_Record set_
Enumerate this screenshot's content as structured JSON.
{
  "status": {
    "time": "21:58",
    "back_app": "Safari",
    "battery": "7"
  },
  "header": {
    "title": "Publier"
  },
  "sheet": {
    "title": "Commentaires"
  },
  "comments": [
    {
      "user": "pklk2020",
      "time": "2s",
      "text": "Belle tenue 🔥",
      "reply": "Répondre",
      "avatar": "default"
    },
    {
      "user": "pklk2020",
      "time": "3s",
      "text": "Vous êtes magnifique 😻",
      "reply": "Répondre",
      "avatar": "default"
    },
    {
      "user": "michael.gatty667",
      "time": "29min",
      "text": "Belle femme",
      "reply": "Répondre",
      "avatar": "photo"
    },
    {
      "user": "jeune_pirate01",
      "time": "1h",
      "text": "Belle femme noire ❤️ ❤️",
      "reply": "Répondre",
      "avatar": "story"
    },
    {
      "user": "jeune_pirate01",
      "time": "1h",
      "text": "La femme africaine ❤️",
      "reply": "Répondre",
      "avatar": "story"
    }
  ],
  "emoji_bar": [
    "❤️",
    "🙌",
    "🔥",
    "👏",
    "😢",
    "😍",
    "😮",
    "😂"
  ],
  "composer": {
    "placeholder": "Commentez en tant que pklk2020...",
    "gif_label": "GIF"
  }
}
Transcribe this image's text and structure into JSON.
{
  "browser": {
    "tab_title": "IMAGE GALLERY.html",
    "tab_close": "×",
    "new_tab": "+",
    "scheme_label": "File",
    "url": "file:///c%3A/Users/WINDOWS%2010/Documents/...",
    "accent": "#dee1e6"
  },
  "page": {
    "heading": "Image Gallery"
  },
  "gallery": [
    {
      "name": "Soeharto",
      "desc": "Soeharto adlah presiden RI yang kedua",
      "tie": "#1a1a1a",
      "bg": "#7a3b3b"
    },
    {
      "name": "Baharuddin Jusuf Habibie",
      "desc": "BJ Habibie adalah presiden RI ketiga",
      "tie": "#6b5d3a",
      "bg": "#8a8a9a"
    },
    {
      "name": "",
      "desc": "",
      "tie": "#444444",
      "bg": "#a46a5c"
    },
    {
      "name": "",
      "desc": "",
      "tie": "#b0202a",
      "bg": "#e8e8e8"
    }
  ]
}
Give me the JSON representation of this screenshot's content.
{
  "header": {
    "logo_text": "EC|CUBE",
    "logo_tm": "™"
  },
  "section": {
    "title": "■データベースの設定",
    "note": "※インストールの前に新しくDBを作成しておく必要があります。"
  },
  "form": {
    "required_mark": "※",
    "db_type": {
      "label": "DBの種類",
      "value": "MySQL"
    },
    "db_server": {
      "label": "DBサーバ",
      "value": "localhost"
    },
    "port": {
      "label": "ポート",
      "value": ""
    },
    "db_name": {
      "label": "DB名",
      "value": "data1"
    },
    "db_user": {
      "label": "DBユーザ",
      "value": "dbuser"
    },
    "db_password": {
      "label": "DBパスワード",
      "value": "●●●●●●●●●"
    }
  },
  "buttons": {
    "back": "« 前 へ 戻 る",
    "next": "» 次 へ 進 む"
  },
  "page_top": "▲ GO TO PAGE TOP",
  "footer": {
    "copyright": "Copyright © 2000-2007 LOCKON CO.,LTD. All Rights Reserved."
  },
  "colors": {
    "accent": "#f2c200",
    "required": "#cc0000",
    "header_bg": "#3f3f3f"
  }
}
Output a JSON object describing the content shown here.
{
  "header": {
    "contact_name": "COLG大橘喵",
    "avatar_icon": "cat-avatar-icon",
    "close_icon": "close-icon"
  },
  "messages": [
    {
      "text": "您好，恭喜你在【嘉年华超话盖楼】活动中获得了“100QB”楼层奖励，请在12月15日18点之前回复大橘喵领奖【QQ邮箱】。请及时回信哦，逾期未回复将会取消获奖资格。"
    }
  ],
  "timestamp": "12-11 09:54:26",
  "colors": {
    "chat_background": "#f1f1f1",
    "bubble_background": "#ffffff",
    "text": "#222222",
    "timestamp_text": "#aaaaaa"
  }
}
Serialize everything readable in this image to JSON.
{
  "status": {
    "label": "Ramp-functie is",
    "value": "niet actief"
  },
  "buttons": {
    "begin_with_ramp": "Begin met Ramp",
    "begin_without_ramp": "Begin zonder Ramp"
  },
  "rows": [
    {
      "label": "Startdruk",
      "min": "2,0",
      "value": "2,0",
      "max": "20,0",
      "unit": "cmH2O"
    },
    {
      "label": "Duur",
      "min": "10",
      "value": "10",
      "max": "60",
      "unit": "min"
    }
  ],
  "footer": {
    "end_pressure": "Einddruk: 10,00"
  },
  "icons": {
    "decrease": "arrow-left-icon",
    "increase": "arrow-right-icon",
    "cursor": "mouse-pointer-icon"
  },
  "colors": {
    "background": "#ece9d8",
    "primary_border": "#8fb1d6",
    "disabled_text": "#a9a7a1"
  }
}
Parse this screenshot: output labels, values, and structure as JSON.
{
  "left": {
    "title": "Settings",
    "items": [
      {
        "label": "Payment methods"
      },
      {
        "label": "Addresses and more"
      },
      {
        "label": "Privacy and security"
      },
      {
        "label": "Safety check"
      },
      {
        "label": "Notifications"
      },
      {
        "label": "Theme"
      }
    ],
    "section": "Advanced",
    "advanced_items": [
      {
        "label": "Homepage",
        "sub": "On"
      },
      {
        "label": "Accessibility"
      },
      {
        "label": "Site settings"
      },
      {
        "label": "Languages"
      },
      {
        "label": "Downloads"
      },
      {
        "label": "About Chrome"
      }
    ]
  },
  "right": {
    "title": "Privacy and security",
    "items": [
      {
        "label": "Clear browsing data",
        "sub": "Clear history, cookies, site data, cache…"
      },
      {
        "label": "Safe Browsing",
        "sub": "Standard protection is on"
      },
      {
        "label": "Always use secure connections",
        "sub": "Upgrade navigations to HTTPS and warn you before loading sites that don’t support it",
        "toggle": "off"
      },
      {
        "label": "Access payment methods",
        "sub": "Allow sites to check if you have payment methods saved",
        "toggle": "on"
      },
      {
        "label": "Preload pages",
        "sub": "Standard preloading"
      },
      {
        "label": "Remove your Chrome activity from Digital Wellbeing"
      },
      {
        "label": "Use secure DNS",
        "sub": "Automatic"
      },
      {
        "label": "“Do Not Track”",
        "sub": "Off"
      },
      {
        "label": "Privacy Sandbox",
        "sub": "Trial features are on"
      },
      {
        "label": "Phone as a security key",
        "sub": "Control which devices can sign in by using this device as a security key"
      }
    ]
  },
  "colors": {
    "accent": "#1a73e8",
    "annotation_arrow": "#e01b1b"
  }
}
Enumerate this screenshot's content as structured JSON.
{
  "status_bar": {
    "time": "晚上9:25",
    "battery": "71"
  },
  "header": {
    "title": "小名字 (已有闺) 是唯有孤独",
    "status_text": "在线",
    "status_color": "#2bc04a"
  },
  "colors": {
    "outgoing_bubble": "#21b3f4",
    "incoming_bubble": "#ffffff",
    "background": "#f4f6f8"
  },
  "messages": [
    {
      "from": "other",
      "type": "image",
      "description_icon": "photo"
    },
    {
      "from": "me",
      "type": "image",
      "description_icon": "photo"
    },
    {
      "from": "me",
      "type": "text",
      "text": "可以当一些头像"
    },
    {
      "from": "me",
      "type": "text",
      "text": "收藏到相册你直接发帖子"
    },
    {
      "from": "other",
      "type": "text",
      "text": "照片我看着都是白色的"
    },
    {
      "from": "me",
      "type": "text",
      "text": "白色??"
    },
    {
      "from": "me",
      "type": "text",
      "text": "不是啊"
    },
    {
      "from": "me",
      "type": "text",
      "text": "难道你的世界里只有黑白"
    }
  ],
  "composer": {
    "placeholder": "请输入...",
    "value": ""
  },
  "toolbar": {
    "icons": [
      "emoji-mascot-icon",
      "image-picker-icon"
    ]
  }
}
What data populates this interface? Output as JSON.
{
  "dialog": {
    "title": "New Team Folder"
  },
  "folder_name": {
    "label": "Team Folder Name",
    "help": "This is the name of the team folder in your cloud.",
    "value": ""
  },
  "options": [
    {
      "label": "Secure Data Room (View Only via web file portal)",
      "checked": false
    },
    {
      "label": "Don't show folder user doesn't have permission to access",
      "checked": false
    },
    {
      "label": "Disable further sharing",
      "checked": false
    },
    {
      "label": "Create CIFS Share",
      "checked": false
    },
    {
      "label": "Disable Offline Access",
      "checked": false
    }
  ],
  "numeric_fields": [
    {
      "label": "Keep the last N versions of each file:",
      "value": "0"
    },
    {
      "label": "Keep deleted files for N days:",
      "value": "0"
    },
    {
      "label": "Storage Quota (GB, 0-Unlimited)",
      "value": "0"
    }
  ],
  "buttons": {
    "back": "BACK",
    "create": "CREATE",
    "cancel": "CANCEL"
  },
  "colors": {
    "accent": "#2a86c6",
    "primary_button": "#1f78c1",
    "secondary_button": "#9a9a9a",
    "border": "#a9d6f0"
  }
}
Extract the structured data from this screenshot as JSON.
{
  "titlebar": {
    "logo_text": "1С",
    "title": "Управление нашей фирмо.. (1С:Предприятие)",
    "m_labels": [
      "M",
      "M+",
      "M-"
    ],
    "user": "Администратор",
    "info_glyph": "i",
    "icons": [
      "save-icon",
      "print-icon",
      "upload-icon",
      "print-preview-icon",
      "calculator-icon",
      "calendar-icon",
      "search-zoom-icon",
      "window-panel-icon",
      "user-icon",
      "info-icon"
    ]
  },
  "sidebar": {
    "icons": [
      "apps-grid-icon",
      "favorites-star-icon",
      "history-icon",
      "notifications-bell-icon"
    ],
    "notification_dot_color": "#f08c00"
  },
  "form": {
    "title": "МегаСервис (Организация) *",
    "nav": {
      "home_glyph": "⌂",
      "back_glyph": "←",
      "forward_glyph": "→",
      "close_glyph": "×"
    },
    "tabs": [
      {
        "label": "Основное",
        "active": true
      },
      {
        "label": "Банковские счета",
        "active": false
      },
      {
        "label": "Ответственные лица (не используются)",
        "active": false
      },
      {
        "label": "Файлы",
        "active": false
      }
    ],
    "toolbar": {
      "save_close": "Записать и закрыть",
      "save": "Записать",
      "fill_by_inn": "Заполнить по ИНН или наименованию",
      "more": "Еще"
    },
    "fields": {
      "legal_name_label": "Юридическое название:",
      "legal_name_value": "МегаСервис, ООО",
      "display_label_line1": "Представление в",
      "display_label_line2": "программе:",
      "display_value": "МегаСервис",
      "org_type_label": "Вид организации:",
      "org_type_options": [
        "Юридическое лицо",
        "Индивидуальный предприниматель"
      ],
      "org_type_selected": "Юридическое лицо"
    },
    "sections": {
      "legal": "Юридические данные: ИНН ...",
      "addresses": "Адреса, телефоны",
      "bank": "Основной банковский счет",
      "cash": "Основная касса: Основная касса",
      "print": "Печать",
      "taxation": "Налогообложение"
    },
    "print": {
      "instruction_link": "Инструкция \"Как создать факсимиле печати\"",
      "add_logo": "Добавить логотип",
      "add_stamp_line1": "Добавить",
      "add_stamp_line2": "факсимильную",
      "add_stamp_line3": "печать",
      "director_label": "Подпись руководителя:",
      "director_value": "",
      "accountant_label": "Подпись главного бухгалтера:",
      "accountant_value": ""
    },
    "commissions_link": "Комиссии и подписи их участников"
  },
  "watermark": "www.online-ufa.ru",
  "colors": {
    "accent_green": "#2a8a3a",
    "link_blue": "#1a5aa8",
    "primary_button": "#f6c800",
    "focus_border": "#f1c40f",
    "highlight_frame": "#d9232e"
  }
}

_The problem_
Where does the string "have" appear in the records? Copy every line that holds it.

_Problem solution_
        "sub": "Allow sites to check if you have payment methods saved",
      "label": "Don't show folder user doesn't have permission to access",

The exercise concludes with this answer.